  1. Urgent and Important
  2. Not Urgent, But Important
  3. Urgent, But Not Important
  4. Not Urgent and Not Important

The Four Quadrants

Being able to correctly identify which tasks go into each section of the Time Management Quadrant will help you understand how to go about your day.

Quadrant 1 (Urgent and Important): 

These are tasks that you have to take action on quickly, since they are also helping you fulfill your goals and missions. Tasks here may cause stress because of their importance, so do not spend too much time pontificating on each or you will have no energy for working on other tasks once these are knocked off..

Do your best to eliminate procrastination and focus on efficiently moving through these tasks.

Examples: Tire on your car goes flat, work deadlines, family emergencies, time-sensitive emails, your hot water heater blows, last minute critical patient, colleague called in sick causing you to take a new shift and so on.

Quadrant 2 (Not Urgent and But Important):

Tasks in this quadrant may not necessarily have a deadline, but they do help you move towards your personal and entrepreneurial goals. This quadrant is golden (Stephen Covey calls it “Quadrant of Quality”), you are not as focused on problems, and more focused on opportunities or growing.

Do your best to spend the majority of your time on tasks in this quadrant as they tend to give people the most happiness and personal fulfillment.

Examples: Maintenance projects, networking, healthy living, personal development, reading/studying, taking time to be with your significant other or family, launching your business and so on.

Quadrant 3 (Urgent and Not Important): 

These tasks are ones that do not help you reach your goals and missions, but do require attention now. A lot of tasks that fall here are busy work or expectations that are set by other people. These tasks can really eat into your productivity and can sometimes be a result of poor planning of tasks in the first two quadrants.

Examples: Phone calls/texts, majority of your emails, people asking you for favors, some meetings, grocery shopping and so on. Note: You are not obligated to respond to emails.

Quadrant 4 (Not Urgent and Not Important):

Tasks here are usually ones that waste your time and do not contribute to your goals. They can take over a large amount of time and are overall a distraction from you living a fulfilling life. Sometimes tasks that end up here are not thought about or planned and can reduce productivity.

Examples: Mindlessly scrolling social media, watching TV for hours and hours, browsing the internet and so on (Yes, we all need leisure time, just do not take things to extremes. Be intentional about your downtime, because if you are not, you may find your energy and passion gone.) I do my best to spend no time on these areas since they do not help me achieve my goals.

A Caveat
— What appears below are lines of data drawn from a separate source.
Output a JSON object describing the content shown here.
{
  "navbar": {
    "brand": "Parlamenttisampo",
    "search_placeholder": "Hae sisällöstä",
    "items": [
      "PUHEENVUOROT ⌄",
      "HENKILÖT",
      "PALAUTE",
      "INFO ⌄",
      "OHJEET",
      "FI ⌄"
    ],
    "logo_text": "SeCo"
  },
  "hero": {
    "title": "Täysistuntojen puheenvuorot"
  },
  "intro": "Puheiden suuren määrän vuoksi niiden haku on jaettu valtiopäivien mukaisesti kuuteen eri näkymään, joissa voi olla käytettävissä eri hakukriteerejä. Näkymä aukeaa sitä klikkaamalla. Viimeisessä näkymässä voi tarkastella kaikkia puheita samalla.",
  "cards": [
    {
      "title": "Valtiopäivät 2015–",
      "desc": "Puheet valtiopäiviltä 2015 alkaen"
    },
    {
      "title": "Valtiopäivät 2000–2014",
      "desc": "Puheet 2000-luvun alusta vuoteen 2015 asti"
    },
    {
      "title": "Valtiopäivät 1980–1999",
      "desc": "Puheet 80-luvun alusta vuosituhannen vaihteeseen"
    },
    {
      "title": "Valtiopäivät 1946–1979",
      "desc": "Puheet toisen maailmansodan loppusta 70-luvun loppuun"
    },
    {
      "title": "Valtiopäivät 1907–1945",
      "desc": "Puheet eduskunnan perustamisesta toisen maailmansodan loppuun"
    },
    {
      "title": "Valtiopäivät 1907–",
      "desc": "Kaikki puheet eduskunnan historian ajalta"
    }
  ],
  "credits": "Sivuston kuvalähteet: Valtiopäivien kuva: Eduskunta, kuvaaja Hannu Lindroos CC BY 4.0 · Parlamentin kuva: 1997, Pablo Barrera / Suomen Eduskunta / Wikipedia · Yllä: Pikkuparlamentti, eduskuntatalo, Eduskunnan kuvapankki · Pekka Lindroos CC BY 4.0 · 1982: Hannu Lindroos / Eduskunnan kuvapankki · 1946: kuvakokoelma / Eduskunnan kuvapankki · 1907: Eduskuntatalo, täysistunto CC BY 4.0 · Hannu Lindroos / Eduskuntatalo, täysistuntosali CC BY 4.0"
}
While reading this blog, it may seem simple to spend time in the second quadrant, however, you may find yourself doing anything but the second quadrant tasks due of the following:

  1. Plan to do tasks ahead of time: Most people have a tendency to procrastinate or find something else to add to their list rather than focusing on their goals. However, life happens and unforeseen issues pop up that throw you a curveball. By doing your best to finish things earlier than planned, you will have wiggle room in your schedule to easily accommodate the unexpected. I live by this mantra – Just do it, today.
  2. Understand what is important to you: While this may seem odd, it is true. Sure, it is easy to know most people value their family; however, many people really struggle with values and more specific goals that they would like to accomplish. Without understanding your goals and mission, you will not be able to correctly do the time management quadrant.
  3. Lack of self-discipline and belief in one-self: It can be easy to put tasks in the second quadrant on the backburner because they do not necessarily have a deadline. You must be self-disciplined and make sure you create time every day to do tasks in the second quadrant to accomplish your personal and entrepreneurial goals. Be confident in your abilities to do things you have never done before, if you don’t know something, you can learn it. There has never been a more perfect moment to start then today. The easy way to do it is to block off XX minutes per day to spend on Quadrant 2.

So, remember, living a more fulfilling life without regrets requires you to spend most of your time on activities in the second quadrant on the Time Management Quadrant.

You do not want to get in a cycle of only dealing with stressful “urgent and important tasks,” you will burn out and lack meaning and enjoyment in life. Being an entrepreneur is already stressful enough.

Every successful business starts with a business plan. Don’t be afraid to create one for your life so you easily identify what is most important and then commit to the personal changes necessary to succeed.

Do not keep telling yourself that someday you will make the time, be intentional and proactive.



Covey, S. R. (2004). The 7 Habits of Highly Effective People. New York: Free Press.